For the records below, give the number of lines in which "this" appears, and add nothing else.

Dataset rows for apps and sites
⁂

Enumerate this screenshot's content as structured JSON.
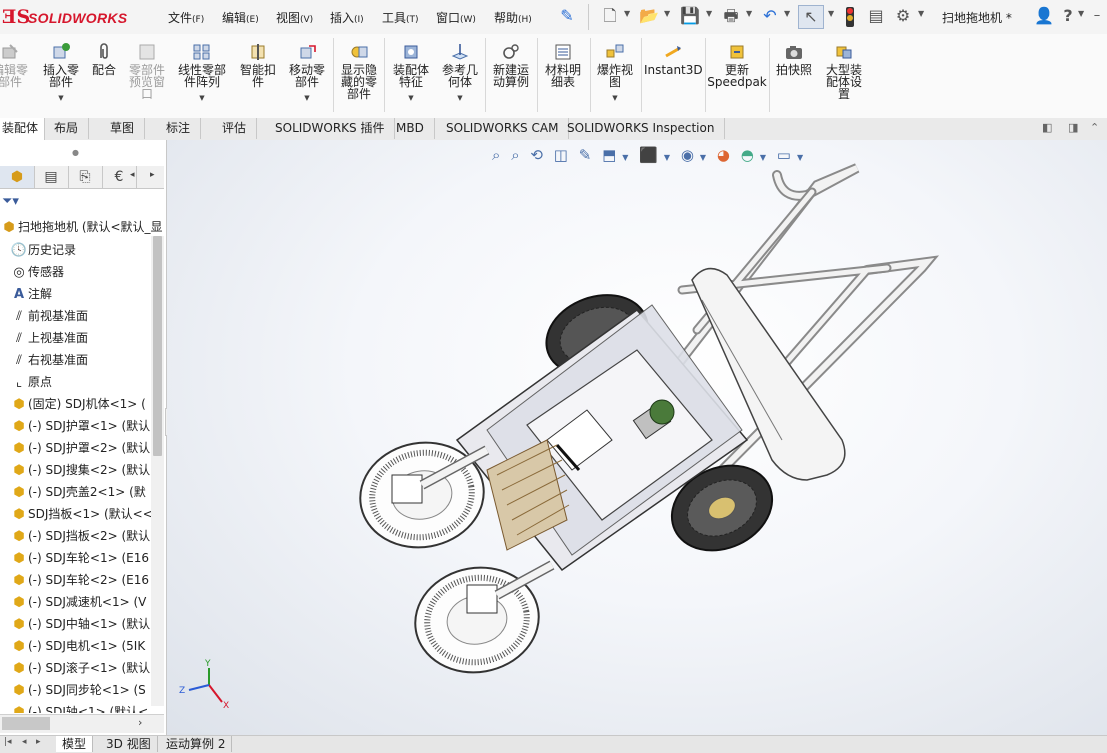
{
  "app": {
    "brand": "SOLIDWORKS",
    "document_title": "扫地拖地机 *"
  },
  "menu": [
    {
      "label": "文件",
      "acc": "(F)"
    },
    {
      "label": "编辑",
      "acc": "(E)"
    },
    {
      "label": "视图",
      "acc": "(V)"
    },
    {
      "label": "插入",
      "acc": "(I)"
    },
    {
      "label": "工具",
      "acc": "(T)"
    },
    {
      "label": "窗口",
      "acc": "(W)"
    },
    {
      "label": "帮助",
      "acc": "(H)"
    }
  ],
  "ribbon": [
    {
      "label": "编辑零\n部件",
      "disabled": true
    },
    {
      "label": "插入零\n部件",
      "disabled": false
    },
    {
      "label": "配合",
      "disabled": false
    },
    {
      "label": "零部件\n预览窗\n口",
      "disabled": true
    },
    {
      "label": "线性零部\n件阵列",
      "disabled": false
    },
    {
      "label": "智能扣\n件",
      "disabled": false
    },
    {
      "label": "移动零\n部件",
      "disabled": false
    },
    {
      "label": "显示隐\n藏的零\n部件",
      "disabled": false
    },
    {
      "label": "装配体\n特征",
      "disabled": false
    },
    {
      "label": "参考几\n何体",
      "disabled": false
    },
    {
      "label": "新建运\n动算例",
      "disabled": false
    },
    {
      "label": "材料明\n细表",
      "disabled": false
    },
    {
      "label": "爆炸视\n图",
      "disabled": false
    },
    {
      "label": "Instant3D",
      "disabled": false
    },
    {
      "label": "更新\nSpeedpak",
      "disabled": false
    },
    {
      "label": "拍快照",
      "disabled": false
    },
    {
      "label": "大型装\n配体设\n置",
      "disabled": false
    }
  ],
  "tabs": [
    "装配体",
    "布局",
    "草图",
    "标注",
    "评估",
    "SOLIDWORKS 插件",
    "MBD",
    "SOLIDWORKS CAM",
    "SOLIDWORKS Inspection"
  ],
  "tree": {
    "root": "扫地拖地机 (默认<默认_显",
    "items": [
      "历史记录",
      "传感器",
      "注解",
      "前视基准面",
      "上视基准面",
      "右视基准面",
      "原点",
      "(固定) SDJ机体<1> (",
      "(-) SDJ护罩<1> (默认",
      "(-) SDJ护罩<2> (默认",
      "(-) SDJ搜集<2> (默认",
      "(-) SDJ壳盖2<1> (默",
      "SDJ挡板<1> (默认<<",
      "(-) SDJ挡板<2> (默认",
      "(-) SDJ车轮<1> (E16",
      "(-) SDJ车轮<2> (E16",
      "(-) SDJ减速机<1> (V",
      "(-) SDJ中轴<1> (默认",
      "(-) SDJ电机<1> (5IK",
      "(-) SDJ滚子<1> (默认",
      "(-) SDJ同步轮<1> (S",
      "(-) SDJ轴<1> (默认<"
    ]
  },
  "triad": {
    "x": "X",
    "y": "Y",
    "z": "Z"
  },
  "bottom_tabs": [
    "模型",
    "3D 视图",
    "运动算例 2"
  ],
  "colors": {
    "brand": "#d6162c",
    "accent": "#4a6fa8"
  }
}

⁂

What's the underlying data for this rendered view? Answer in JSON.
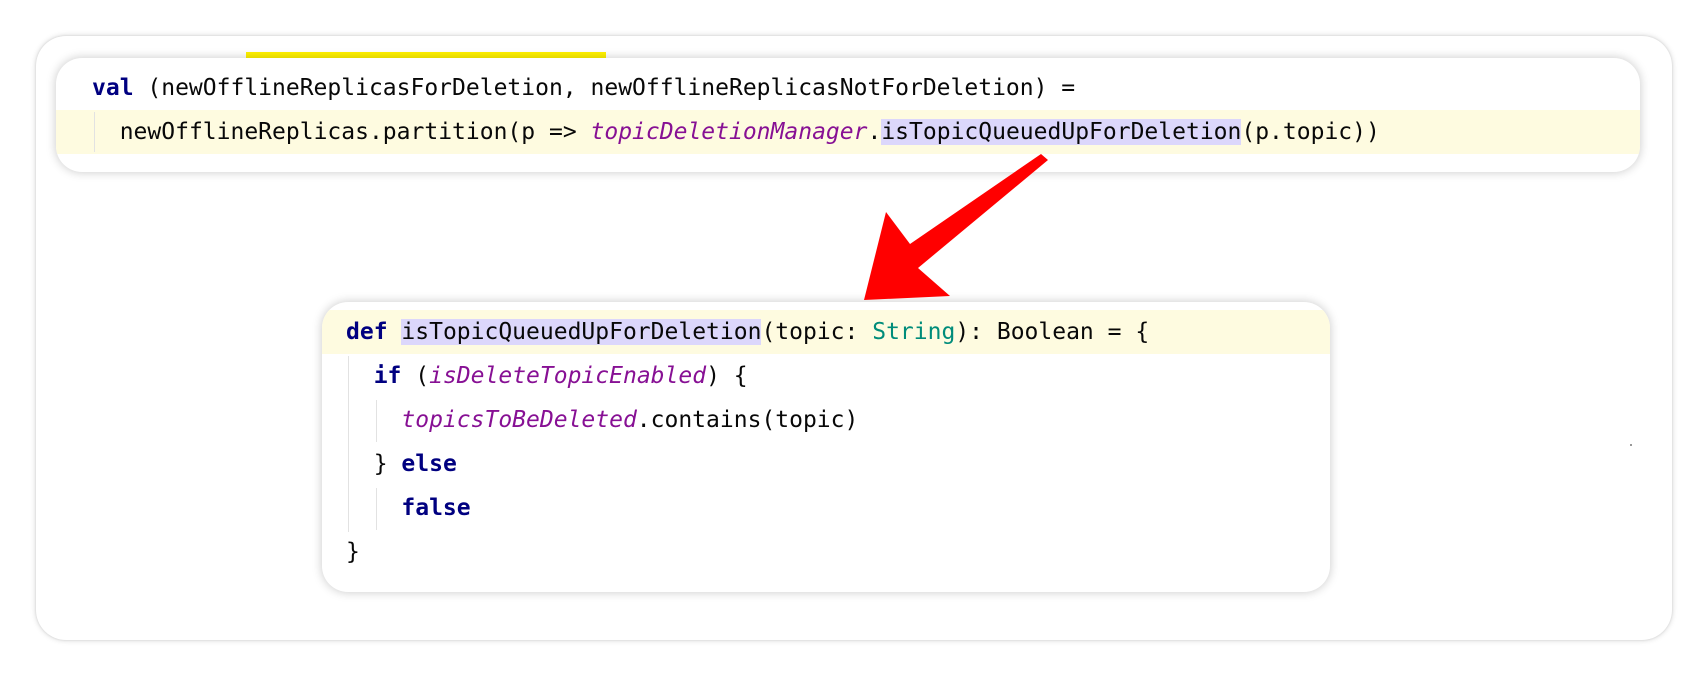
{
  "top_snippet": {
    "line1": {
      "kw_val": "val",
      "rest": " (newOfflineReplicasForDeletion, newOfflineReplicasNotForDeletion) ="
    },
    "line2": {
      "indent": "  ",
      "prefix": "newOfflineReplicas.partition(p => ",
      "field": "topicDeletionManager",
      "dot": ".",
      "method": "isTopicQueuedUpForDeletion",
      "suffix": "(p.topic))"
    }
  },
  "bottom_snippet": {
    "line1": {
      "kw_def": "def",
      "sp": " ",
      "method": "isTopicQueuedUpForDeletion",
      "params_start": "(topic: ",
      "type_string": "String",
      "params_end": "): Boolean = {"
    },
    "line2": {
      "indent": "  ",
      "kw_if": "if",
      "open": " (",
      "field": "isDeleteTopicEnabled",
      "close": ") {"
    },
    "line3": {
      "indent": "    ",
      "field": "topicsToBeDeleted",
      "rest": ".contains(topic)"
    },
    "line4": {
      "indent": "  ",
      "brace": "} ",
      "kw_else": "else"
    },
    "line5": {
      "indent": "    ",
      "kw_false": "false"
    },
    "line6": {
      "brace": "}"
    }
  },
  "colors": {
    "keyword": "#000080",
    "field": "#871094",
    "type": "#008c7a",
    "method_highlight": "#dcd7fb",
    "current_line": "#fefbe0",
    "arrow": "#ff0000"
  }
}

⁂

Result
2